The narrator describes and lists the pilgrims skillfully, according to their rank and status. I loved this book, all the Canterbury Tales are here but, with them entirely encapsulated in a story format. Much easier to read than the original in dated English prose.
Although my copy was an old version, who gives a tinkers curse when the tales were from the 's initially anyway/5(). The Canterbury Tales: General Prologue & Frame Story Resources Websites.
Full Text of the Tales Handy online version of the Tales, with facing-page modern English "translation" next to the original Middle the text itself, you can click on many of the words to.

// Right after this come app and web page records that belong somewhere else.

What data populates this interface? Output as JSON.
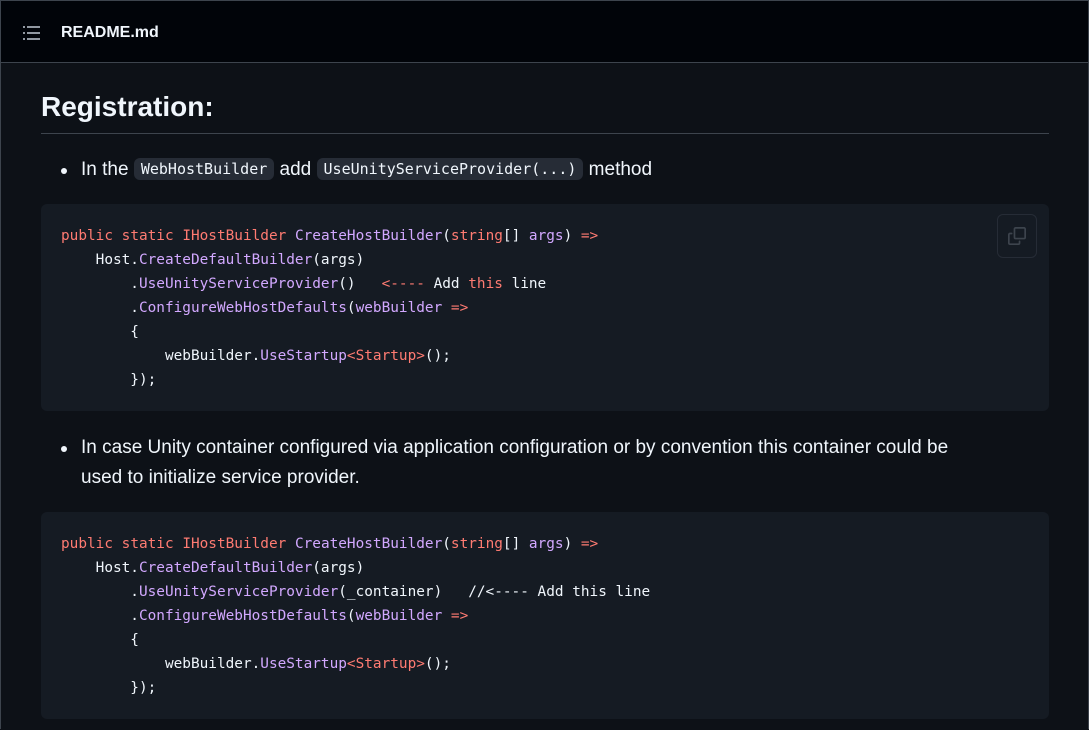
{
  "header": {
    "file_title": "README.md",
    "toc_icon": "list-unordered-icon"
  },
  "heading": "Registration:",
  "bullets": [
    {
      "prefix": "In the ",
      "code1": "WebHostBuilder",
      "middle": " add ",
      "code2": "UseUnityServiceProvider(...)",
      "suffix": " method"
    },
    {
      "line1": "In case Unity container configured via application configuration or by convention this container could be",
      "line2": "used to initialize service provider."
    }
  ],
  "code_blocks": [
    {
      "copy_icon": "copy-icon",
      "lines": [
        [
          [
            "kw",
            "public"
          ],
          [
            "pl",
            " "
          ],
          [
            "kw",
            "static"
          ],
          [
            "pl",
            " "
          ],
          [
            "ty",
            "IHostBuilder"
          ],
          [
            "pl",
            " "
          ],
          [
            "fn",
            "CreateHostBuilder"
          ],
          [
            "pl",
            "("
          ],
          [
            "kw",
            "string"
          ],
          [
            "pl",
            "[] "
          ],
          [
            "fn",
            "args"
          ],
          [
            "pl",
            ") "
          ],
          [
            "kw",
            "=>"
          ]
        ],
        [
          [
            "pl",
            "    Host."
          ],
          [
            "fn",
            "CreateDefaultBuilder"
          ],
          [
            "pl",
            "(args)"
          ]
        ],
        [
          [
            "pl",
            "        ."
          ],
          [
            "fn",
            "UseUnityServiceProvider"
          ],
          [
            "pl",
            "()   "
          ],
          [
            "kw",
            "<----"
          ],
          [
            "pl",
            " Add "
          ],
          [
            "kw",
            "this"
          ],
          [
            "pl",
            " line"
          ]
        ],
        [
          [
            "pl",
            "        ."
          ],
          [
            "fn",
            "ConfigureWebHostDefaults"
          ],
          [
            "pl",
            "("
          ],
          [
            "fn",
            "webBuilder"
          ],
          [
            "pl",
            " "
          ],
          [
            "kw",
            "=>"
          ]
        ],
        [
          [
            "pl",
            "        {"
          ]
        ],
        [
          [
            "pl",
            "            webBuilder."
          ],
          [
            "fn",
            "UseStartup"
          ],
          [
            "kw",
            "<"
          ],
          [
            "ty",
            "Startup"
          ],
          [
            "kw",
            ">"
          ],
          [
            "pl",
            "();"
          ]
        ],
        [
          [
            "pl",
            "        });"
          ]
        ]
      ]
    },
    {
      "copy_icon": "copy-icon",
      "lines": [
        [
          [
            "kw",
            "public"
          ],
          [
            "pl",
            " "
          ],
          [
            "kw",
            "static"
          ],
          [
            "pl",
            " "
          ],
          [
            "ty",
            "IHostBuilder"
          ],
          [
            "pl",
            " "
          ],
          [
            "fn",
            "CreateHostBuilder"
          ],
          [
            "pl",
            "("
          ],
          [
            "kw",
            "string"
          ],
          [
            "pl",
            "[] "
          ],
          [
            "fn",
            "args"
          ],
          [
            "pl",
            ") "
          ],
          [
            "kw",
            "=>"
          ]
        ],
        [
          [
            "pl",
            "    Host."
          ],
          [
            "fn",
            "CreateDefaultBuilder"
          ],
          [
            "pl",
            "(args)"
          ]
        ],
        [
          [
            "pl",
            "        ."
          ],
          [
            "fn",
            "UseUnityServiceProvider"
          ],
          [
            "pl",
            "(_container)   "
          ],
          [
            "cm",
            "//<---- Add this line"
          ]
        ],
        [
          [
            "pl",
            "        ."
          ],
          [
            "fn",
            "ConfigureWebHostDefaults"
          ],
          [
            "pl",
            "("
          ],
          [
            "fn",
            "webBuilder"
          ],
          [
            "pl",
            " "
          ],
          [
            "kw",
            "=>"
          ]
        ],
        [
          [
            "pl",
            "        {"
          ]
        ],
        [
          [
            "pl",
            "            webBuilder."
          ],
          [
            "fn",
            "UseStartup"
          ],
          [
            "kw",
            "<"
          ],
          [
            "ty",
            "Startup"
          ],
          [
            "kw",
            ">"
          ],
          [
            "pl",
            "();"
          ]
        ],
        [
          [
            "pl",
            "        });"
          ]
        ]
      ]
    }
  ],
  "colors": {
    "background": "#0d1117",
    "header_bg": "#010409",
    "code_bg": "#151b23",
    "keyword": "#ff7b72",
    "function": "#d2a8ff",
    "text": "#f0f6fc"
  }
}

Canterbury Tales: Prologue [Parallel Texts] The Canterbury Tales: Prologue. Here bygynneth the Book of the tales of Caunterbury. Here begins the Book of the Tales of Canterbury. 1: Whan that aprill with his shoures soote 2: The droghte of march hath perced. The prologue to The Canterbury Tales provides an introduction.
The prologue opens in the month of April sometime in the late 14th century, presumably the s when Chaucer penned his Tales. Writing a "review" of The Canterbury Tales is difficult, not because the book/collection isn't worthy of a review, but because it is so widely variant and has so many nuances to be discussed.

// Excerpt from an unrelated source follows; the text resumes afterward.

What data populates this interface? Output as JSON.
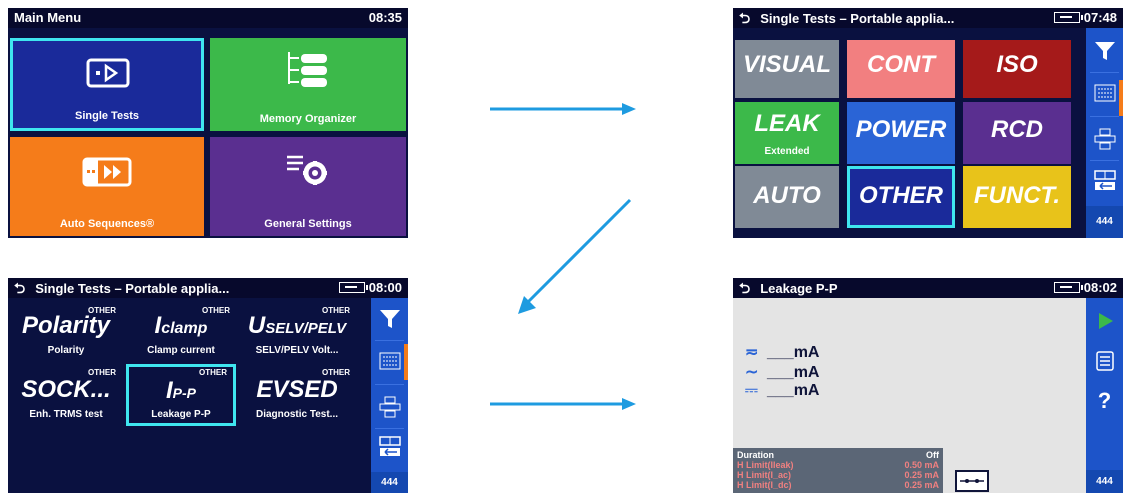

For those who don't know, The Canterbury Tales is a book containing a bunch of stories told by individuals traveling together on a pilgrimage to Canterbury. The book is written in the late s with the 4/5. The Canterbury Tales by GEOFFREY CHAUCER A READER-FRIENDLY EDITION Put into modern spelling by MICHAEL MURPHY GENERAL PROLOGUEFile Size: KB.
The prologue to the Tales of Caunterbury. [Geoffrey Chaucer; Ashendene Press.] Home. WorldCat Home About WorldCat Help. Search. Search for Library Items "The printing of this book was begun in July & finished in December of the year of the Diamond jubilee of Queen Victoria by St John Hornby and his sisters with some little help of.

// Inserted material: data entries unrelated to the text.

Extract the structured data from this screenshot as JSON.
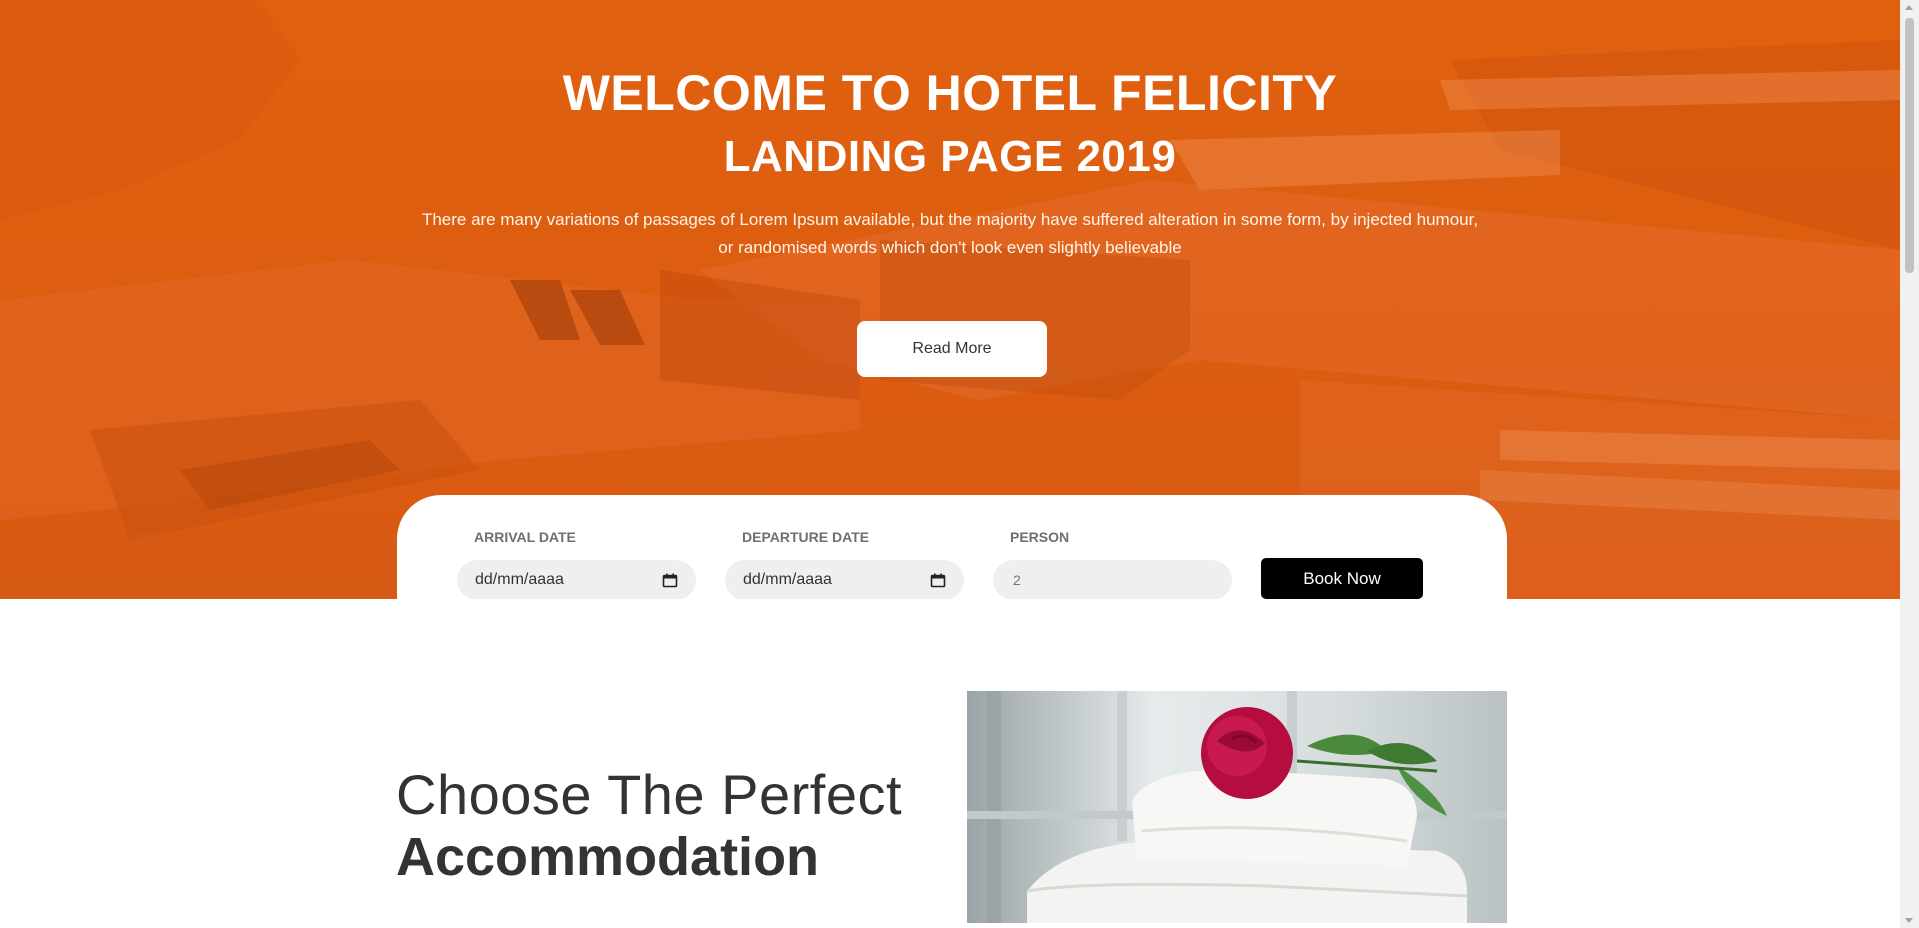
{
  "hero": {
    "title": "WELCOME TO HOTEL FELICITY",
    "subtitle": "LANDING PAGE 2019",
    "text_line1": "There are many variations of passages of Lorem Ipsum available, but the majority have suffered alteration in some form, by injected humour,",
    "text_line2": "or randomised words which don't look even slightly believable",
    "read_more_label": "Read More",
    "overlay_color": "#e0600f"
  },
  "booking": {
    "arrival_label": "ARRIVAL DATE",
    "arrival_value": "dd/mm/aaaa",
    "departure_label": "DEPARTURE DATE",
    "departure_value": "dd/mm/aaaa",
    "person_label": "PERSON",
    "person_placeholder": "2",
    "book_label": "Book Now",
    "calendar_icon": "calendar-icon"
  },
  "accommodation": {
    "title_light": "Choose The Perfect",
    "title_bold": "Accommodation",
    "image_icon": "rose-on-towels-image"
  }
}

background In “The Prologue” of The Canterbury Tales, a group gathers at the Tabard Inn in Southwark, a town just south of London, to make a pilgrimage to the shrine of Saint Thomas à Becket at Canterbury.
At the suggestion of the innkeeper, the group decides to. The Secret Garden | Full Audiobook unabridged | Yorkshire English * relax * asmr * sleep audiobook - Duration: Steven Red Fox Garnettviews. The Canterbury Tales is generally thought to have been incomplete at the end of Chaucer's life.
In the General Prologue, some 30 pilgrims are introduced. According to the Prologue, Chaucer's intention was to write four stories from the perspective of each pilgrim, two each on the way to and from their ultimate destination, St. Thomas Becket's shrine (making for a total of about stories).Author: Geoffrey Chaucer.Prologue to the Canterbury Tales (English translation) Artist: Here biginneth the Book of the Tales of Caunterbury.
Whan that Aprille with his shoures sote. The droghte of Marche hath perced to the rote, And bathed every veyne in swich licour, Of which vertu engendred is the flour; Whan Zephirus eek with his swete breeth.This is a story from the Canterbury Tales I: Modern Verse Translation collection.
Chaucer's greatest work, written towards the end of the fourteenth century, paints a brilliant picture of medieval life, society and values. The stories range from the romantic, courtly idealism of "The Kni.